§ YOUR INSTRUCTIONS:
Say how many of the lines below include the word "consent". Only the number should be given.
Content starts
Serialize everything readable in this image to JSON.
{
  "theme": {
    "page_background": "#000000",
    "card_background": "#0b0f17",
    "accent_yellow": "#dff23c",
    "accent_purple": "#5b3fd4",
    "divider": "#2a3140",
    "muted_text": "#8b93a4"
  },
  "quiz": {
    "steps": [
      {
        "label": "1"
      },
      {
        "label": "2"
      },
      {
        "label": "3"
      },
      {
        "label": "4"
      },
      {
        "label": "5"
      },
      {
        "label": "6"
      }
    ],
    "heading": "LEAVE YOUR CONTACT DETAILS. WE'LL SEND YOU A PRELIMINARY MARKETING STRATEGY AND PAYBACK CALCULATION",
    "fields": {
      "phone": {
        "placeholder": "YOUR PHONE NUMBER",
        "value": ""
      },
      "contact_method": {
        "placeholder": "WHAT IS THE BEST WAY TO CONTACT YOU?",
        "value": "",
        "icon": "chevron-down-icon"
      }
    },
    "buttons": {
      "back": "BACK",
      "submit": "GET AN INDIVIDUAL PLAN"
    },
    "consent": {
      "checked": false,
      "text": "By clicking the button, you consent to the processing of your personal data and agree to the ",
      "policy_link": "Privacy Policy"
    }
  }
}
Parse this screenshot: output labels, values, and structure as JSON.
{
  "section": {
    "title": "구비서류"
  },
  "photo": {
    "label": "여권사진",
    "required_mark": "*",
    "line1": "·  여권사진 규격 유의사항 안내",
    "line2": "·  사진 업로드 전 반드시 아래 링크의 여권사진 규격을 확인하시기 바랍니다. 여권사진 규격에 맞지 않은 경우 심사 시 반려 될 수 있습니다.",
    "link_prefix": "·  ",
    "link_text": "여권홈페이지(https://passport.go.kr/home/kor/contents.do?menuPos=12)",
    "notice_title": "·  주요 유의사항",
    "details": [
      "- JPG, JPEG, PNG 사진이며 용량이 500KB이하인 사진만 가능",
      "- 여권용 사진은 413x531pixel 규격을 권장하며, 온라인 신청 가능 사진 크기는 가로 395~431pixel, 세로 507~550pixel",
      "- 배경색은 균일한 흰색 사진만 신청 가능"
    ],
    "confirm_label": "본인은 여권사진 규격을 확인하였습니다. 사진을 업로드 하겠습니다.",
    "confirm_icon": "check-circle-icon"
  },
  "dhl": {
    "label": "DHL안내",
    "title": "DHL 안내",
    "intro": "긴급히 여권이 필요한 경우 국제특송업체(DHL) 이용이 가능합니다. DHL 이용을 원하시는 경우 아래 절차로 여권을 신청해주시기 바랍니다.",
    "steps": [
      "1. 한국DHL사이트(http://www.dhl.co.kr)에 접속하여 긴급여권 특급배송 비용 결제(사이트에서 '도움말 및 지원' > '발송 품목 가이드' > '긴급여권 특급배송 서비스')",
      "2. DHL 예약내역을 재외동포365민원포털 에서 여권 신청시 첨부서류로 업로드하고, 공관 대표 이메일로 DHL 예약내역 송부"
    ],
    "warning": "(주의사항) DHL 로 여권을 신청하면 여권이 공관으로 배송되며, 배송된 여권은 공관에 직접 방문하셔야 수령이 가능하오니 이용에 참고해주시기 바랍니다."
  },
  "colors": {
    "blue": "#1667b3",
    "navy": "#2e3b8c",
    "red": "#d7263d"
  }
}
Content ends
§ RESULT FOR THIS EXERCISE:
2